[Website and app data records]
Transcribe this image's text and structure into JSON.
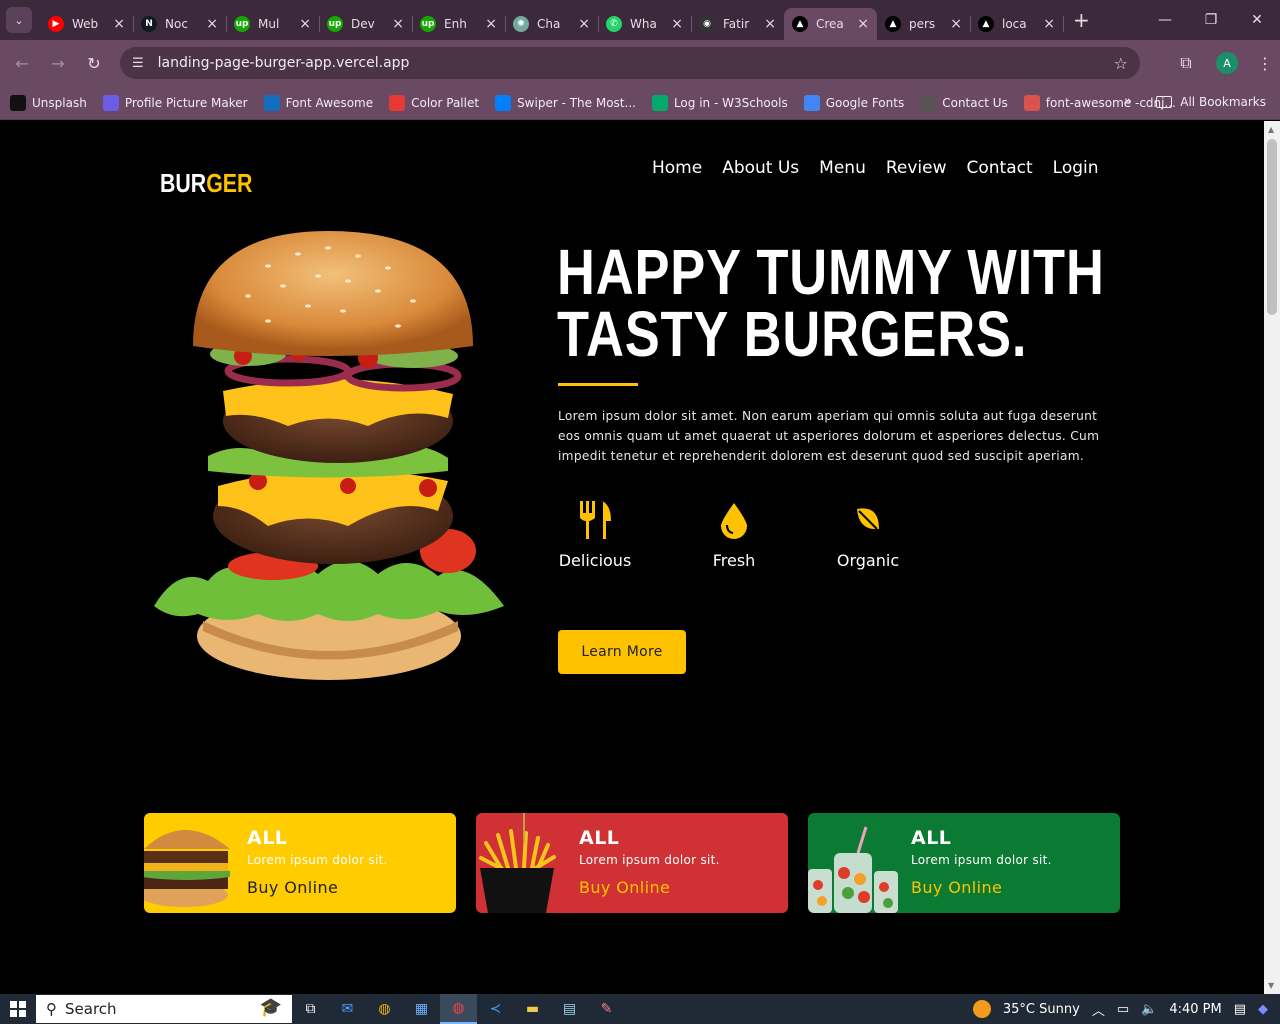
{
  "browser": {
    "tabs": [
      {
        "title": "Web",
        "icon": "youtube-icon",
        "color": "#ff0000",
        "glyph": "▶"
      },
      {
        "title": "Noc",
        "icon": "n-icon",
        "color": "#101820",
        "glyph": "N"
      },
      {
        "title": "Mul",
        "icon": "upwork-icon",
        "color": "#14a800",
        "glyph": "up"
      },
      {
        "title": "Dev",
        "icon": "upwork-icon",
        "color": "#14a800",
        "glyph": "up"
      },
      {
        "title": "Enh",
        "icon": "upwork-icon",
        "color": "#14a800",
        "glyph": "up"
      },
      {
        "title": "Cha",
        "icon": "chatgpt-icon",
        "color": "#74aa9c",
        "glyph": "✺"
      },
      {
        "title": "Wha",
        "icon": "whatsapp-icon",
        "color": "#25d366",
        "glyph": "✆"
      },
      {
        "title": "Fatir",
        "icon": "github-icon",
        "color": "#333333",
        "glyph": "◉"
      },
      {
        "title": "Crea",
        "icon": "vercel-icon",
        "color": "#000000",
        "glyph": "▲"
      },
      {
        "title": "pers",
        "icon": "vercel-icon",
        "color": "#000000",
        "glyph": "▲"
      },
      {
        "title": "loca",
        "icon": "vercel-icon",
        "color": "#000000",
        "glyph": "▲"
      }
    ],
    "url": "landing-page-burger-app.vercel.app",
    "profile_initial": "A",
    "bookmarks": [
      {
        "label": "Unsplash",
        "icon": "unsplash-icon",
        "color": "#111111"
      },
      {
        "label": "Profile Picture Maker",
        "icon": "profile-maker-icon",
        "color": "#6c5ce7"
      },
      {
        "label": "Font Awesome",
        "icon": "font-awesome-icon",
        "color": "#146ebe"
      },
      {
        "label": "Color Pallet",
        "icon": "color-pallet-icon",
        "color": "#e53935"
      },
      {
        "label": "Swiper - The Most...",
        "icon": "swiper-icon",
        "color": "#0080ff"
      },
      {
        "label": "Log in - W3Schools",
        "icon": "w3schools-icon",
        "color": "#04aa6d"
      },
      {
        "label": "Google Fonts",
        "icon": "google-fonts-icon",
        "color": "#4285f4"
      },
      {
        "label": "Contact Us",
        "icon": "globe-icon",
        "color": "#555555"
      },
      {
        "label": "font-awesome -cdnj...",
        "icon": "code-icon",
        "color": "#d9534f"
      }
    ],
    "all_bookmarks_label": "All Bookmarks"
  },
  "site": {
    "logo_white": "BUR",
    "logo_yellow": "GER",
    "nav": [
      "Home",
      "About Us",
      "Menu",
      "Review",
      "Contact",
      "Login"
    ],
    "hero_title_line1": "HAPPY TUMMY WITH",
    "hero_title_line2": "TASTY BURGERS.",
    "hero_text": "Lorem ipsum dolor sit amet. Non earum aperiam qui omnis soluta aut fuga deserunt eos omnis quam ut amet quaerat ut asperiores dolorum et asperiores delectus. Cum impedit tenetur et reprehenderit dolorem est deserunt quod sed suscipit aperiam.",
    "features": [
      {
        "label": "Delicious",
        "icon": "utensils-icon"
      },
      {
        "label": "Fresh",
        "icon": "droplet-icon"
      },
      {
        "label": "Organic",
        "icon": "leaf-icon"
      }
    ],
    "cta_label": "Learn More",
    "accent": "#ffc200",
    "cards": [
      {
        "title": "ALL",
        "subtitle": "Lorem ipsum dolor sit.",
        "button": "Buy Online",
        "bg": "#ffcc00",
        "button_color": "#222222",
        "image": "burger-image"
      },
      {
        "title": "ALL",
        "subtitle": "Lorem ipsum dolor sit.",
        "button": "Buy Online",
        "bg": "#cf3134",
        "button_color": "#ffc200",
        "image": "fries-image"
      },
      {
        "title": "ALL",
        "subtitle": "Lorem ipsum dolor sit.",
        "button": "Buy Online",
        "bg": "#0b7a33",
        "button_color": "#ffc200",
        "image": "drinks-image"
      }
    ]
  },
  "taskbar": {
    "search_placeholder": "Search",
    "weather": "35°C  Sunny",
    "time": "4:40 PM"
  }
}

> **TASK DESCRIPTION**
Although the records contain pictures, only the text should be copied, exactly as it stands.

> **EXERCISE OUTPUT**
Transcribe this image's text and structure into JSON.
{
  "browser": {
    "tabs": [
      {
        "title": "Web",
        "icon": "youtube-icon",
        "color": "#ff0000",
        "glyph": "▶"
      },
      {
        "title": "Noc",
        "icon": "n-icon",
        "color": "#101820",
        "glyph": "N"
      },
      {
        "title": "Mul",
        "icon": "upwork-icon",
        "color": "#14a800",
        "glyph": "up"
      },
      {
        "title": "Dev",
        "icon": "upwork-icon",
        "color": "#14a800",
        "glyph": "up"
      },
      {
        "title": "Enh",
        "icon": "upwork-icon",
        "color": "#14a800",
        "glyph": "up"
      },
      {
        "title": "Cha",
        "icon": "chatgpt-icon",
        "color": "#74aa9c",
        "glyph": "✺"
      },
      {
        "title": "Wha",
        "icon": "whatsapp-icon",
        "color": "#25d366",
        "glyph": "✆"
      },
      {
        "title": "Fatir",
        "icon": "github-icon",
        "color": "#333333",
        "glyph": "◉"
      },
      {
        "title": "Crea",
        "icon": "vercel-icon",
        "color": "#000000",
        "glyph": "▲"
      },
      {
        "title": "pers",
        "icon": "vercel-icon",
        "color": "#000000",
        "glyph": "▲"
      },
      {
        "title": "loca",
        "icon": "vercel-icon",
        "color": "#000000",
        "glyph": "▲"
      }
    ],
    "url": "landing-page-burger-app.vercel.app",
    "profile_initial": "A",
    "bookmarks": [
      {
        "label": "Unsplash",
        "icon": "unsplash-icon",
        "color": "#111111"
      },
      {
        "label": "Profile Picture Maker",
        "icon": "profile-maker-icon",
        "color": "#6c5ce7"
      },
      {
        "label": "Font Awesome",
        "icon": "font-awesome-icon",
        "color": "#146ebe"
      },
      {
        "label": "Color Pallet",
        "icon": "color-pallet-icon",
        "color": "#e53935"
      },
      {
        "label": "Swiper - The Most...",
        "icon": "swiper-icon",
        "color": "#0080ff"
      },
      {
        "label": "Log in - W3Schools",
        "icon": "w3schools-icon",
        "color": "#04aa6d"
      },
      {
        "label": "Google Fonts",
        "icon": "google-fonts-icon",
        "color": "#4285f4"
      },
      {
        "label": "Contact Us",
        "icon": "globe-icon",
        "color": "#555555"
      },
      {
        "label": "font-awesome -cdnj...",
        "icon": "code-icon",
        "color": "#d9534f"
      }
    ],
    "all_bookmarks_label": "All Bookmarks"
  },
  "site": {
    "logo_white": "BUR",
    "logo_yellow": "GER",
    "nav": [
      "Home",
      "About Us",
      "Menu",
      "Review",
      "Contact",
      "Login"
    ],
    "hero_title_line1": "HAPPY TUMMY WITH",
    "hero_title_line2": "TASTY BURGERS.",
    "hero_text": "Lorem ipsum dolor sit amet. Non earum aperiam qui omnis soluta aut fuga deserunt eos omnis quam ut amet quaerat ut asperiores dolorum et asperiores delectus. Cum impedit tenetur et reprehenderit dolorem est deserunt quod sed suscipit aperiam.",
    "features": [
      {
        "label": "Delicious",
        "icon": "utensils-icon"
      },
      {
        "label": "Fresh",
        "icon": "droplet-icon"
      },
      {
        "label": "Organic",
        "icon": "leaf-icon"
      }
    ],
    "cta_label": "Learn More",
    "accent": "#ffc200",
    "cards": [
      {
        "title": "ALL",
        "subtitle": "Lorem ipsum dolor sit.",
        "button": "Buy Online",
        "bg": "#ffcc00",
        "button_color": "#222222",
        "image": "burger-image"
      },
      {
        "title": "ALL",
        "subtitle": "Lorem ipsum dolor sit.",
        "button": "Buy Online",
        "bg": "#cf3134",
        "button_color": "#ffc200",
        "image": "fries-image"
      },
      {
        "title": "ALL",
        "subtitle": "Lorem ipsum dolor sit.",
        "button": "Buy Online",
        "bg": "#0b7a33",
        "button_color": "#ffc200",
        "image": "drinks-image"
      }
    ]
  },
  "taskbar": {
    "search_placeholder": "Search",
    "weather": "35°C  Sunny",
    "time": "4:40 PM"
  }
}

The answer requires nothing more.